Design enthusiast and Alvar Aalto expert Juhani Lemmetti has transitioned his love of vintage Finnish furniture into a thriving furniture shop in Helsinki.
Nestled in a basement in Helsinki lies a new shop, Artek 2nd Cycle. With worn corners, chipped paint, and overflowing piles of Alvar Aalto stools greeting the visitor at the entrance, Artek 2nd Cycle is a bit rougher than its polished counterpart, Artek. The 2,400-square-foot concept store, which opened its doors in October 2011, specializes in mid-century vintage wares, much of it harvested from estate sales around Finland. The store is located just around the corner from the Artek flagship showroom on Eteläesplanadi 18. Many of the items at Artek 2nd Cycle originate from such designers as Ilmari Tapiovaara, Arne Jacobsen, and Charles and Ray Eames, with special attention to selections by Alvar Aalto, who founded Artek in 1935 along with Aino Aalto, Maire Gullichsen, and Nils-Gustav Hahl. The shop also has glass, silver, ceramics, and lighting fixtures. Led by seasoned vintage collector and Artek development director Juhani Lemmetti, Artek 2nd Cycle aims to refurbish classic designs for a new generation to enjoy. Says Lemmetti: “One of the best parts of Artek 2nd Cycle is that we see young couples come into our shop, and they want to buy the exact same furniture that their grandparents used to have.”
How did you discover your passion for vintage furniture?
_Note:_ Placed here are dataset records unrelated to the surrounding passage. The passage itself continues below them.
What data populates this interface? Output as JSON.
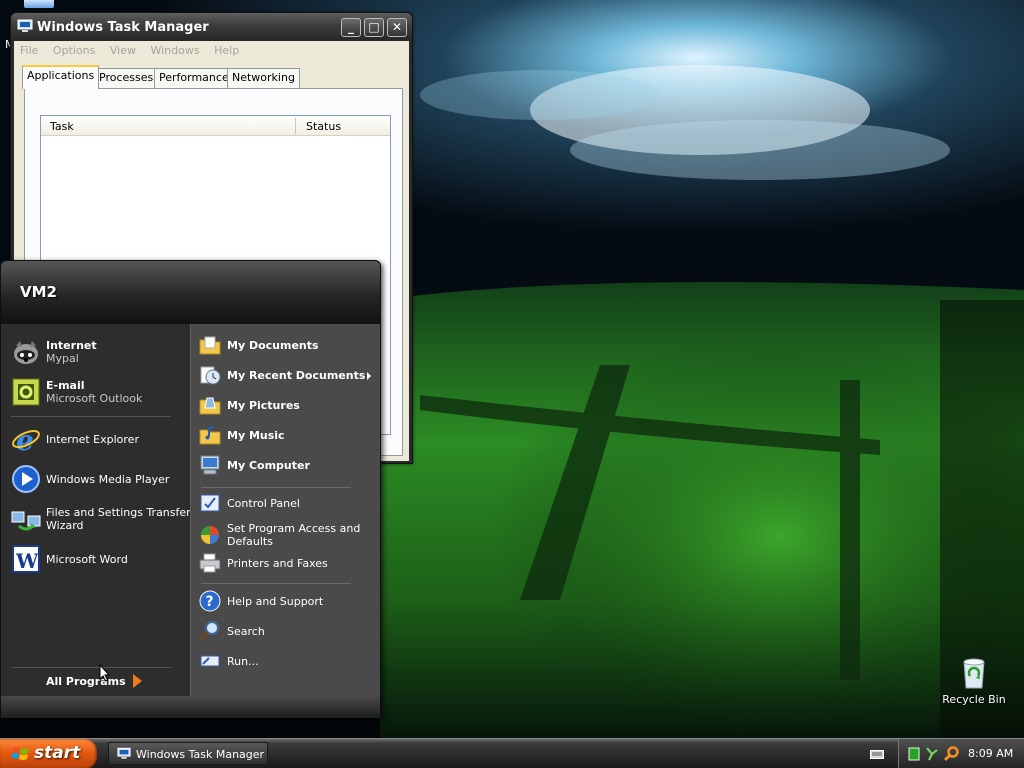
{
  "desktop": {
    "recycle_bin_label": "Recycle Bin",
    "partial_icon_label": "M"
  },
  "task_manager": {
    "title": "Windows Task Manager",
    "window_buttons": {
      "minimize": "_",
      "maximize": "□",
      "close": "✕"
    },
    "menu": [
      "File",
      "Options",
      "View",
      "Windows",
      "Help"
    ],
    "tabs": [
      {
        "label": "Applications",
        "active": true
      },
      {
        "label": "Processes",
        "active": false
      },
      {
        "label": "Performance",
        "active": false
      },
      {
        "label": "Networking",
        "active": false
      }
    ],
    "columns": {
      "task": "Task",
      "status": "Status"
    },
    "rows": []
  },
  "start_menu": {
    "user": "VM2",
    "pinned": [
      {
        "title": "Internet",
        "subtitle": "Mypal",
        "icon": "mypal-icon"
      },
      {
        "title": "E-mail",
        "subtitle": "Microsoft Outlook",
        "icon": "outlook-icon"
      }
    ],
    "recent": [
      {
        "label": "Internet Explorer",
        "icon": "internet-explorer-icon"
      },
      {
        "label": "Windows Media Player",
        "icon": "media-player-icon"
      },
      {
        "label": "Files and Settings Transfer",
        "label2": "Wizard",
        "icon": "transfer-wizard-icon"
      },
      {
        "label": "Microsoft Word",
        "icon": "word-icon"
      }
    ],
    "all_programs": "All Programs",
    "places": [
      {
        "label": "My Documents",
        "icon": "documents-folder-icon"
      },
      {
        "label": "My Recent Documents",
        "icon": "recent-documents-icon",
        "submenu": true
      },
      {
        "label": "My Pictures",
        "icon": "pictures-folder-icon"
      },
      {
        "label": "My Music",
        "icon": "music-folder-icon"
      },
      {
        "label": "My Computer",
        "icon": "computer-icon"
      }
    ],
    "settings": [
      {
        "label": "Control Panel",
        "icon": "control-panel-icon"
      },
      {
        "label": "Set Program Access and",
        "label2": "Defaults",
        "icon": "program-access-icon"
      },
      {
        "label": "Printers and Faxes",
        "icon": "printer-icon"
      }
    ],
    "system": [
      {
        "label": "Help and Support",
        "icon": "help-icon"
      },
      {
        "label": "Search",
        "icon": "search-icon"
      },
      {
        "label": "Run...",
        "icon": "run-icon"
      }
    ]
  },
  "taskbar": {
    "start_label": "start",
    "tasks": [
      {
        "label": "Windows Task Manager",
        "icon": "task-manager-icon"
      }
    ],
    "clock": "8:09 AM"
  },
  "colors": {
    "start_button": "#e25a10",
    "menu_dark": "#2d2d2d",
    "menu_light": "#4a4a4a",
    "active_tab_accent": "#ffc83c"
  }
}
I traveled extensively when I was younger, and after visiting countless museums abroad, I realized the importance of Finnish design in the larger context of history. I began collecting native Finnish 17th- through 19th-century furniture. All of those original pieces were designed very well—but they were designed by craftsmen, shaped by function and experience, not necessarily by “designers.” I am a very aesthetic person. I have only a good eye and a good singing voice. The rest is destiny.
What is the goal of Artek 2nd Cycle?
To extend the life of products. Our philosophy is about sustainability and timelessness, which is shown through our items that have served many generations well. Not everyone comes in for the sole purpose of buying something. Some people know everything about design and furniture, but we really like to help enlighten the regular folks, who can influence the world a bit with their choices.
What is the criteria?
Since the very beginning, Aalto’s pieces have been accessible and affordable for the masses. It was part of his philosophy to make everyday life better for regular people, and he was a pioneer for sustainability before everyone was talking about it. We sell very high-quality pieces, and many architects and interior designers come to us asking for 100 units of the Aalto Chair 69. If the chairs are newly manufactured, they feel cold. But after a fresh coat of paint, these chairs are warmer and feel like home.
You have a strong personal connection with Aalto’s work. Is there a specific piece that’s important to you?
In terms of architecture, I must say Aalto’s Villa Mairea in Noormarkku, Finland, because it mixes Bauhaus functionality with pure Finnish nature. As for furniture, I have two favorite pieces. At first it was the Paimio armchair, with the comfort of birch. But now I am starting to enjoy the three-legged Stool 60 more. It’s so simple, and you can use it as both a stool and a table. If you want a simple, spartan lifestyle, all you need is a bed, a candle, and a three-legged stool.
How do you define good design?
Good design is not snobby. Good design is about function. People often speak of design as a big, impossible, unbelievable concept. Many designers today think only of novelty, instead of concentrating on designing better environments for living. We have too much stuff nowadays, and no one cares if you design the most unique, expensive teacup in the world. The design industry is clearly very competitive, as evidenced by the thousands of new chairs on the market every single year. But why are there not enough viable solutions to traffic problems, housing, and holistic life issues? Designers have a lot to give in those areas.
How has Artek 2nd Cycle evolved?
We feel that we give the tools to the public, and the public makes the decisions. Our space is not too small, so when people come, they can spend a few hours here. We hold some programs, including lectures about furniture history, Aalto, Tapiovaara, and sustainable development. We aim to grow yet continue to maintain a connection to our Finnish roots.
Artek 2nd Cycle
Pieni Roobertinkatu 4
WHO: Juhani Lemmetti, development director of Artek and Artek 2nd Cycle.
SPECIALTY: Collecting old, iconic Finnish design pieces (especially by Aalto) and lightly restoring them for the next generation.
TOP SELLER AND BEST DEAL: Reclaimed hardwood work surfaces and lighting pieces.
COOLEST FIND: About 20 years ago, Lemmetti happened to look in the trash just outside his apartment and stumbled across a true jewel: a Paavo Tynell brass chandelier, which he sold a few years ago for $26,000.